I’m a victim. Yeah, yeah…I know everyone thinks that they are a victim. But, seriously, I am a victim. Jesus. There, I said it. I feel soooo much better. Wait…actually, now that I said it, it doesn’t sound quite right–I am a survivor. There. I like that much better.
I am a youth choir survivor. This may not initially sound like a big deal, but, it is. You know, youth choirs…think cheesy music and choreography. Sort of like Up With People, just not as “polished.” My first (that’s right, there was more than one!) choir was called Harmony, Inc. It was a youth choir that got together for a month every summer to rehearse and tour and evangelize the vastly pagan area of our country called the Midwest. Of course, we had thousands of converts. 😉

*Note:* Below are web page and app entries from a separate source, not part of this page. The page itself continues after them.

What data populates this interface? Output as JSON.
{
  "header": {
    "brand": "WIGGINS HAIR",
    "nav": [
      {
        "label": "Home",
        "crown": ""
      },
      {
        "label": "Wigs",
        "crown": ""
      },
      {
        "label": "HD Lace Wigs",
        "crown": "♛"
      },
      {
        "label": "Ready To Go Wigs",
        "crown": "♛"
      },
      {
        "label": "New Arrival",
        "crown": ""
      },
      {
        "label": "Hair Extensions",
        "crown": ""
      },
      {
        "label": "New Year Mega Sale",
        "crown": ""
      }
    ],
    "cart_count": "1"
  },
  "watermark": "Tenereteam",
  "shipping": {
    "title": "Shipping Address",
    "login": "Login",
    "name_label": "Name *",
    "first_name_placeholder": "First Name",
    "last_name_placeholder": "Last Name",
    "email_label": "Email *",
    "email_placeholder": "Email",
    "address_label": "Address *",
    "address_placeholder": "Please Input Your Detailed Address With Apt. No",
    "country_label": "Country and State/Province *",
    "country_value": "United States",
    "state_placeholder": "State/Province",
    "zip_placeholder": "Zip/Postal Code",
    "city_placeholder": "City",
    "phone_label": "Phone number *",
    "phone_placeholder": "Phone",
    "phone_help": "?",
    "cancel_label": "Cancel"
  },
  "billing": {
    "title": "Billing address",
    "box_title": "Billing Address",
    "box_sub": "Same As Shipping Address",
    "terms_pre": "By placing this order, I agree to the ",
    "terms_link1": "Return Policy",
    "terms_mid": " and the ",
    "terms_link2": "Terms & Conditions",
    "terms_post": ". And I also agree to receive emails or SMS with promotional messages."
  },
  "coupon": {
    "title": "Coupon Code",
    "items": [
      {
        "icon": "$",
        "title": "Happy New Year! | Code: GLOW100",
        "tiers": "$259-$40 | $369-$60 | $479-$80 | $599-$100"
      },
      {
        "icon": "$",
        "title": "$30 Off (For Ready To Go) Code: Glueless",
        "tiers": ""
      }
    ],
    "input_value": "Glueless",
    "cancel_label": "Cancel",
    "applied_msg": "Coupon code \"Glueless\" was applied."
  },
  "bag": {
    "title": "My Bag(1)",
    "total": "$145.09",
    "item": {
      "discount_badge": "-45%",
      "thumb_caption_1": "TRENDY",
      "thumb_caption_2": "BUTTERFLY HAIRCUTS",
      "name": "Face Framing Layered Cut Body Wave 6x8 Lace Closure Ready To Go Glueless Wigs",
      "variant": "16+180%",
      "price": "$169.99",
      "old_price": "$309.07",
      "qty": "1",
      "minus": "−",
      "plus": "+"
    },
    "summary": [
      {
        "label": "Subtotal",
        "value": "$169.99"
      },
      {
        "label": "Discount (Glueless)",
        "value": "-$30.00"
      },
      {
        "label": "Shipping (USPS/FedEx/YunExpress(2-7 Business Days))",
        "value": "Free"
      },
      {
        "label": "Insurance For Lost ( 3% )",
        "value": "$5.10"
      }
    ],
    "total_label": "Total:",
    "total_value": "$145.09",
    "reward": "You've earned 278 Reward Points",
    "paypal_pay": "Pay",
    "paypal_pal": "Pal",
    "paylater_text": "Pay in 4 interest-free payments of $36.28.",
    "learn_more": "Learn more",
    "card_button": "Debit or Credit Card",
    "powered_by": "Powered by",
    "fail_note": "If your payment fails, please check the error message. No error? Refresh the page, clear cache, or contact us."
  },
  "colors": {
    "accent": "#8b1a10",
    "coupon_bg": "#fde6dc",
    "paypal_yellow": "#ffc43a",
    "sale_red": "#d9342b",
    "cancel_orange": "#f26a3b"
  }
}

It was during one of these tours that I met a brassy soprano named Laura. Laura was everything a young gay boy could hope for in a “girlfriend.” She was big, both in size and personality. She styled her overly-curled blonde hair so that the back of her hair was hanging over her forehead. She was sort of like an early 80s version of Madonna, only on steroids. Clearly from the moment we met, we were destined to be together. In many ways, she was one of the most bizarre looking people I had ever seen. Laura was a misfit–truly, one of my peeps. So, of course, we instantly hit it off. Most important to this story, however, Laura was a drama queen. Literally. She was the president of her Thespian troupe. So, it is no surprise that our whirlwind relationship had all the workings of a Shakespearean tragedy. Our love was not to be…

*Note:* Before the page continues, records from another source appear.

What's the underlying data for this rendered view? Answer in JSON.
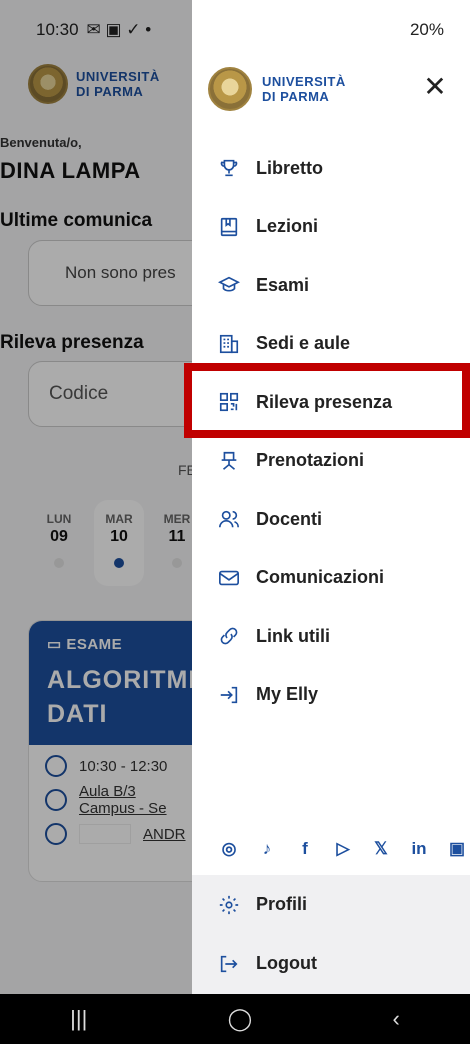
{
  "status_bar": {
    "time": "10:30",
    "left_icons": "✉ ▣ ✓ •",
    "right_text": "20%"
  },
  "background": {
    "logo_line1": "UNIVERSITÀ",
    "logo_line2": "DI PARMA",
    "welcome": "Benvenuta/o,",
    "username": "DINA LAMPA",
    "comms_title": "Ultime comunica",
    "comms_empty": "Non sono pres",
    "attendance_title": "Rileva presenza",
    "code_placeholder": "Codice",
    "month": "FE",
    "days": [
      {
        "name": "LUN",
        "num": "09"
      },
      {
        "name": "MAR",
        "num": "10"
      },
      {
        "name": "MER",
        "num": "11"
      }
    ],
    "event": {
      "type": "ESAME",
      "title_line1": "ALGORITMI",
      "title_line2": "DATI",
      "time": "10:30 - 12:30",
      "room": "Aula B/3",
      "campus": "Campus - Se",
      "teacher": "ANDR"
    }
  },
  "drawer": {
    "logo_line1": "UNIVERSITÀ",
    "logo_line2": "DI PARMA",
    "close_label": "✕",
    "items": [
      {
        "label": "Libretto",
        "icon": "trophy-icon"
      },
      {
        "label": "Lezioni",
        "icon": "book-icon"
      },
      {
        "label": "Esami",
        "icon": "graduation-cap-icon"
      },
      {
        "label": "Sedi e aule",
        "icon": "building-icon"
      },
      {
        "label": "Rileva presenza",
        "icon": "qr-code-icon"
      },
      {
        "label": "Prenotazioni",
        "icon": "chair-icon"
      },
      {
        "label": "Docenti",
        "icon": "people-icon"
      },
      {
        "label": "Comunicazioni",
        "icon": "mail-icon"
      },
      {
        "label": "Link utili",
        "icon": "link-icon"
      },
      {
        "label": "My Elly",
        "icon": "login-arrow-icon"
      }
    ],
    "socials": [
      "instagram-icon",
      "tiktok-icon",
      "facebook-icon",
      "youtube-icon",
      "x-icon",
      "linkedin-icon",
      "flickr-icon"
    ],
    "footer": [
      {
        "label": "Profili",
        "icon": "gear-icon"
      },
      {
        "label": "Logout",
        "icon": "logout-icon"
      }
    ]
  },
  "navbar": {
    "recent": "|||",
    "home": "◯",
    "back": "‹"
  },
  "colors": {
    "brand": "#1d4f9e",
    "highlight": "#c00000"
  }
}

Following a particularly emotional choir rehearsal, she approached me and said, “We’ve lost our spark.”
“Huh?” (I was like totally articulate in high school)

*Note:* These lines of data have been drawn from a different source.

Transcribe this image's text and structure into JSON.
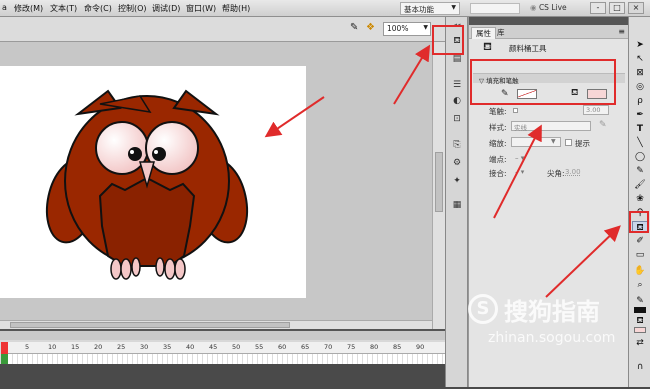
{
  "menubar": {
    "items": [
      "a",
      "修改(M)",
      "文本(T)",
      "命令(C)",
      "控制(O)",
      "调试(D)",
      "窗口(W)",
      "帮助(H)"
    ],
    "workspace": "基本功能",
    "cs_live": "CS Live",
    "window_controls": [
      "-",
      "□",
      "×"
    ]
  },
  "editbar": {
    "zoom": "100%",
    "icons": [
      "edit-symbol-icon",
      "edit-scene-icon"
    ]
  },
  "timeline": {
    "ticks": [
      "5",
      "10",
      "15",
      "20",
      "25",
      "30",
      "35",
      "40",
      "45",
      "50",
      "55",
      "60",
      "65",
      "70",
      "75",
      "80",
      "85",
      "90"
    ]
  },
  "properties": {
    "tabs": [
      "属性",
      "库"
    ],
    "tool_name": "颜料桶工具",
    "section_fill_stroke": "填充和笔触",
    "rows": {
      "stroke_label": "笔触:",
      "stroke_value": "3.00",
      "style_label": "样式:",
      "style_value": "实线",
      "scale_label": "缩放:",
      "hint_label": "提示",
      "cap_label": "端点:",
      "join_label": "接合:",
      "miter_label": "尖角:",
      "miter_value": "3.00"
    }
  },
  "colors": {
    "owl_body": "#9a2700",
    "fill_swatch": "#f7d6d6",
    "highlight_red": "#e02b2b",
    "stage_bg": "#ffffff",
    "workspace_bg": "#c7c7c7"
  },
  "toolbox": {
    "tools": [
      "selection-icon",
      "subselection-icon",
      "free-transform-icon",
      "3d-rotation-icon",
      "lasso-icon",
      "pen-icon",
      "text-icon",
      "line-icon",
      "rectangle-icon",
      "pencil-icon",
      "brush-icon",
      "deco-icon",
      "bone-icon",
      "paint-bucket-icon",
      "eyedropper-icon",
      "eraser-icon",
      "hand-icon",
      "zoom-icon",
      "stroke-color-icon",
      "fill-color-icon",
      "swap-colors-icon",
      "snap-icon"
    ]
  },
  "watermark": {
    "logo": "搜狗指南",
    "url": "zhinan.sogou.com"
  }
}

“You know, when we first met, there was a spark between the two of us…well, it’s gone.”
“Are we breaking up?”
“Let’s just be friends.”
It was at this point that I first mastered the fine art of holding a grudge. I also learned how to so completely ignore someone that it caused them acute pain. At least, in my head, that was the case. I continue, to this day, to excel at both of these skills.
If Laura wanted to “just be friends,” I would kill her with my glares or lack thereof. I’d teach her a real life lesson: Don’t mess with a confused gay teenage boy. I have a feeling I wasn’t the only one to teach her that lesson. Somehow, I managed to survive the following weeks by pouring my angst into the music. I could force the tears out at the height of a song. Unfortunately, so could my ex-girlfriend. It became a weeping contest. All would see that I was truly a spiritual person who had been through a lot–more than Laura. It all was really great drama. At least, until the director approached us after one of our concerts and asked if we could “control our emotions” just a little bit. How embarrassing for him–trying to stifle our pain. I’d direct my venom at him.
That would free me from being mad at Laura. We bonded over our hatred of the choir director. Of course, we became best friends.